Location buckets. Where are your roles located? A supplier with operations in San Francisco knows the area, can give good directions, and understands traffic and whether someone would be willing to commute to the office. Obviously, given the world of remote work the pandemic has enabled, this is not necessarily the magic potion, but it goes a long way when you think about which suppliers have a network of locals and an understanding of your market.

Backup bucket. You’ll need all hands on deck when it’s peak season, so it’s a good idea to have a group of suppliers willing to pitch in. Who knows, the backups might be so eager to win your business that they outperform your “regulars.” And when that happens, you can add a few new suppliers to your buckets and keep the lists fresh. This backup theory does come with a caveat though: The backups will eventually lose interest if they sit there too long without the opportunity to prove themselves, so remember them and reach out often so you don’t turn around one day to find your bench is empty.

Niche bucket. Niche suppliers are a must when you look at your supplier pool. These are suppliers that are so specialized they support a limited amount of positions — think marketing/creative, legal, janitorial, office supplies or lawn services.  Identify providers in each of these areas and keep the list very narrow. There isn’t a lot of business coming their way, so having a lower number of suppliers is critical to keeping them engaged. And if we are being honest, you will want specialists working on special roles (attorneys) or fewer office supply providers so you receive bulk buy discounts.

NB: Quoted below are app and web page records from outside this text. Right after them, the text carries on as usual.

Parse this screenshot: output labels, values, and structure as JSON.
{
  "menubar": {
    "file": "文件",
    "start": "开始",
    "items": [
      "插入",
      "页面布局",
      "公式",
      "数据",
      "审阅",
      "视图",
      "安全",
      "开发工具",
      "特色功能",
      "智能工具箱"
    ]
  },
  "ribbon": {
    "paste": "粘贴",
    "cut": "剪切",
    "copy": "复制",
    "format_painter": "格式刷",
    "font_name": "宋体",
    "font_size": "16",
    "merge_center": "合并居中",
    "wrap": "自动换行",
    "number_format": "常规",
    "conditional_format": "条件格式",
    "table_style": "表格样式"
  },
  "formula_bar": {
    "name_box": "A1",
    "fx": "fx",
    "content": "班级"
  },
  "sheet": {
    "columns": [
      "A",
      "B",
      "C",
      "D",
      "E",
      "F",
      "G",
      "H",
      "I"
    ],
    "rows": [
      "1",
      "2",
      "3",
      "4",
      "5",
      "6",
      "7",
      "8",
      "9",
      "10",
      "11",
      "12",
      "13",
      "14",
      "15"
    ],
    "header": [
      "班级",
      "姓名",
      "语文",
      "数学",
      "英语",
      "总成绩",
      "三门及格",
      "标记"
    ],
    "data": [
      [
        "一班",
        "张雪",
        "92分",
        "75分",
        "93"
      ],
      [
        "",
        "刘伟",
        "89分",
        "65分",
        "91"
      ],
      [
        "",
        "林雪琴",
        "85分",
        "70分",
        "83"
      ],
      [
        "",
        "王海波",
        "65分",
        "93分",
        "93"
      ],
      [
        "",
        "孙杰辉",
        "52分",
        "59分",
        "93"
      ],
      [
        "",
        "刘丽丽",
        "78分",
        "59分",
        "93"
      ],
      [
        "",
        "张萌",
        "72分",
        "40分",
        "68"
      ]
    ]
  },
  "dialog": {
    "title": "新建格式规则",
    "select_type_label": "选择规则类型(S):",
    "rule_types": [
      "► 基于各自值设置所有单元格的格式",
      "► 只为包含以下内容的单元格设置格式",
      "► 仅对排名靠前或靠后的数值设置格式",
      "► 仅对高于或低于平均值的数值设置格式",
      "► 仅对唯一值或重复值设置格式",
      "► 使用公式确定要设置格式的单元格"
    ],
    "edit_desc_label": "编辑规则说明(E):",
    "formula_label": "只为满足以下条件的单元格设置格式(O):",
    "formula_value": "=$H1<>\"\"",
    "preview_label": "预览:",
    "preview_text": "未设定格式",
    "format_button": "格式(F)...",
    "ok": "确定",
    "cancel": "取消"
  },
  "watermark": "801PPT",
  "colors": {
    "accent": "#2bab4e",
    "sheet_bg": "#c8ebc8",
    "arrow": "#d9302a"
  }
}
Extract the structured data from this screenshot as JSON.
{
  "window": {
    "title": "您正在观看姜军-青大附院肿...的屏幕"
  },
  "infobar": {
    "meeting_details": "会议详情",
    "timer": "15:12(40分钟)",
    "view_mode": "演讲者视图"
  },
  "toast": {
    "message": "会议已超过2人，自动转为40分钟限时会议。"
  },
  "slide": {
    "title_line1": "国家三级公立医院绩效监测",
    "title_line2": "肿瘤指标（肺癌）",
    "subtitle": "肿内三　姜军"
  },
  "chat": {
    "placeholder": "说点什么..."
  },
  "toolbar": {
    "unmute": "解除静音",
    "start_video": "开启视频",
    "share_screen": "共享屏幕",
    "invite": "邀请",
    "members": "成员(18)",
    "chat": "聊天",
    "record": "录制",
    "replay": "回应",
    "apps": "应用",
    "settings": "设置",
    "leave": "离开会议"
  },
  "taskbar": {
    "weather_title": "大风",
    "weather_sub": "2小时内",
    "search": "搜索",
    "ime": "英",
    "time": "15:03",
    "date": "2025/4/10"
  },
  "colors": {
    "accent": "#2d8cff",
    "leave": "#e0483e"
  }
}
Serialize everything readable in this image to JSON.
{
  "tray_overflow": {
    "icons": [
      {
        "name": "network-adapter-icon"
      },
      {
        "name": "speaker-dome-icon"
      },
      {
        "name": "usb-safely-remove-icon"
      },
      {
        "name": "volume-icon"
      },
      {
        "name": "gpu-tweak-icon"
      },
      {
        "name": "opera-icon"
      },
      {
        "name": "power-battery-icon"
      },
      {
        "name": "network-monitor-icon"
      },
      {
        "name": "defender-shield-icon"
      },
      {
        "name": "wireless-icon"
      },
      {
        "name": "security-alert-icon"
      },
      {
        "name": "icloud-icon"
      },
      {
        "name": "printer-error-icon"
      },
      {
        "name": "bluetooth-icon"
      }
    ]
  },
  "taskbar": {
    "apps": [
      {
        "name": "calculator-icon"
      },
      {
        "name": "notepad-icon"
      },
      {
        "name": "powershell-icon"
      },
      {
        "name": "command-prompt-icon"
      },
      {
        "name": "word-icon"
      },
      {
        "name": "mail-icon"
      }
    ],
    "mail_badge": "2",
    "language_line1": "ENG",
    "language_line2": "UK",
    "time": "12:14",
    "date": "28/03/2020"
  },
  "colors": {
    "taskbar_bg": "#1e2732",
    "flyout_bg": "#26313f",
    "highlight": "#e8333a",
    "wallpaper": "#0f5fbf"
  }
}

Diversity bucket. As a leader in supplier management, you must consider your diverse partners from ALL categories. If you don’t have a well-rounded bucket of diverse players then you have done yourself and your organization a disservice. So, having looked at your full list of 100 suppliers, do they all look the same? Make sure each of your buckets includes a diverse provider.

Diversity doesn’t only focus on supplier ownership. Diverse programs should also include a diverse candidate pool. So, ask your all of your providers what programs they have. If a non-diverse-owned supplier has a fantastic program for placing veterans, provides second-chance hiring or works to bridge the opportunity gap with historically excluded communities, then by all means, include them in your diversity bucket.

And I would strongly encourage you to give your diverse suppliers a “hand up” along the way to ensure they are successful. Having a diversity bucket doesn’t do much good for you or them if there isn’t a plan to help them make an impact. So spend extra time with your diverse partners, consider providing them a head start on an order or perhaps develop a mentorship program.

Remove bucket. Once you have finished organizing the above buckets, what happens with the suppliers who didn’t make any of them? I suggest you review them closely. You may find a place to put some of them where it doesn’t skew all the work you’ve done to identify your experts. But you may decide that there are some suppliers who are no longer a match. Perhaps the supplier has no headcount or the manager who demanded you add them in is no longer in the organization and now it’s costing you more to manage the supplier than you want to bear. So it’s time to rationalize, or “optimize,” your list further by removing them. It’s a tough call, but you can feel confident you have reviewed your list thoroughly and identified those you need and don’t have room for the rest.

And that’s it. You’ve freshened up your lists, identified your experts and removed the weight of managing more than you need. Back your decisions with data through reporting, then continue measuring performance so your buckets don’t overflow in the future.